I ummed and ahhed about sharing this because birthing my little Winnie was the hardest week of my life. We had a homebirth with our first daughter so I thought our second homebirth would be a walk in the park but Winnie had other plans.
I had a very intense and fast 2.5 hours of active labour and Winnie had aspirated meconium.
Then I had a postpartum haemorrhage and lost 1.7L of blood - nearly half of all my blood.
Winnie had to go on the c-pap machine three times at home before the ambulance arrived, and she wouldn’t feed because she couldn’t breathe properly. Watching her lose all her colour and go floppy a few times was… no words.
She went into NICU for three days with oxygen and cords and monitors and drips, and being separated was excruciating.
I had ‘retained placenta’ (Google it) and I had to leave Winnie for an operation in theatre, and while I was in there, I haemorrhaged again and lost more blood, dropping to transfusion levels.
Then there was the catheter and a Bakri balloon (Google that one too) and oh, the 14cm and 6cm blood clot they found in my leg from the varicose veins I developed during pregnancy.

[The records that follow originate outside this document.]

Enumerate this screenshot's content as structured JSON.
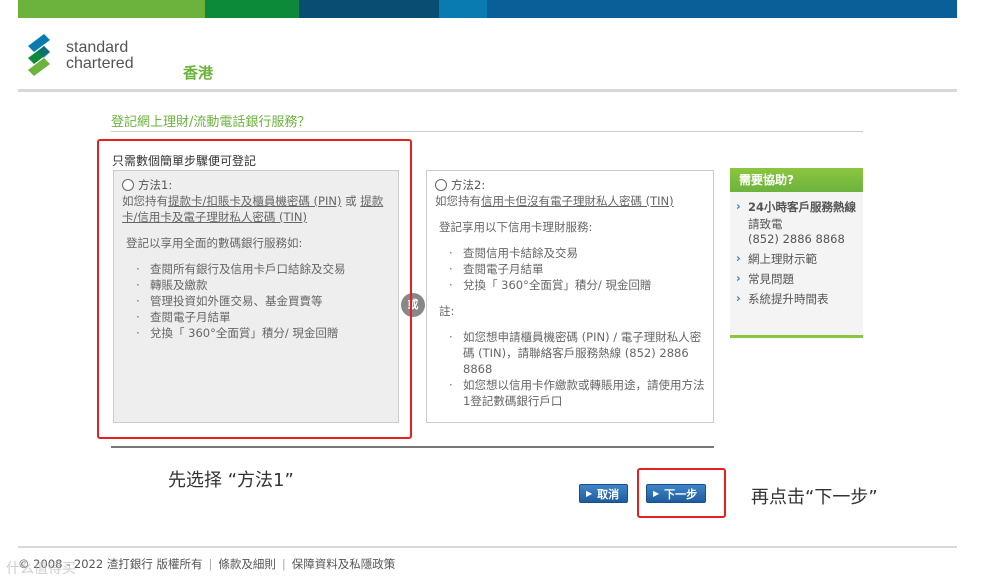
{
  "colors": {
    "bar1": "#6cb33e",
    "bar2": "#0c8a3a",
    "bar3": "#0a4d73",
    "bar4": "#0a7bb0",
    "bar5": "#0b5f99",
    "accent_green": "#6cb33e",
    "annotation_red": "#e3211e"
  },
  "header": {
    "brand_line1": "standard",
    "brand_line2": "chartered",
    "region": "香港",
    "logo_icon": "standard-chartered-logo"
  },
  "page": {
    "title": "登記網上理財/流動電話銀行服務？",
    "intro": "只需數個簡單步驟便可登記"
  },
  "method1": {
    "label": "方法1:",
    "desc_prefix": "如您持有",
    "desc_link1": "提款卡/扣賬卡及櫃員機密碼 (PIN)",
    "desc_or": " 或 ",
    "desc_link2": "提款卡/信用卡及電子理財私人密碼 (TIN)",
    "subtitle": "登記以享用全面的數碼銀行服務如:",
    "items": [
      "查閱所有銀行及信用卡戶口結餘及交易",
      "轉賬及繳款",
      "管理投資如外匯交易、基金買賣等",
      "查閱電子月結單",
      "兌換「 360°全面賞」積分/ 現金回贈"
    ]
  },
  "or_label": "或",
  "method2": {
    "label": "方法2:",
    "desc_prefix": "如您持有",
    "desc_link": "信用卡但沒有電子理財私人密碼 (TIN)",
    "subtitle": "登記享用以下信用卡理財服務:",
    "items": [
      "查閱信用卡結餘及交易",
      "查閱電子月結單",
      "兌換「 360°全面賞」積分/ 現金回贈"
    ],
    "note_label": "註:",
    "notes": [
      "如您想申請櫃員機密碼 (PIN) / 電子理財私人密碼 (TIN)，請聯絡客戶服務熱線 (852) 2886 8868",
      "如您想以信用卡作繳款或轉賬用途，請使用方法1登記數碼銀行戶口"
    ]
  },
  "annotations": {
    "step1": "先选择 “方法1”",
    "step2": "再点击“下一步”"
  },
  "buttons": {
    "cancel": "取消",
    "next": "下一步"
  },
  "help": {
    "title": "需要協助?",
    "hotline_label": "24小時客戶服務熱線",
    "call_label": "請致電",
    "phone": "(852) 2886 8868",
    "links": [
      "網上理財示範",
      "常見問題",
      "系統提升時間表"
    ]
  },
  "footer": {
    "copyright": "© 2008 - 2022 渣打銀行 版權所有",
    "links": [
      "條款及細則",
      "保障資料及私隱政策"
    ],
    "watermark": "什么值得买"
  }
}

I felt like absolute garbage in the week after birth when I was supposed to be cocooned up at home in love, and I’ll grieve the loss of that time for a while.
My body was poked and prodded and bruised and battered and depleted from this birth, and as strong as she is now, my baby girl didn’t have an amazing start either.
The separation from Winnie.
The separation from my first born, Floss, who spent her first week without me. I'd never even spent more than one night without her.
The drips of synthetic hormones and toxins and antibiotics and chemicals that I spend my life trying to avoid… I had a lovely concoction of them all.
I had to make so many decisions I didn’t want to.
It just sucked. And I’ve cried a lot about it.
But with every nappy change and every sleepless night and every time I have to tell Floss to stop poking Winnie in the eye, I am grateful. Because despite it all, we have a perfect little girl and that is so very special and she is such a strong, sassy little thing already.
Sometimes you have to walk through the fire to know what you’re capable of.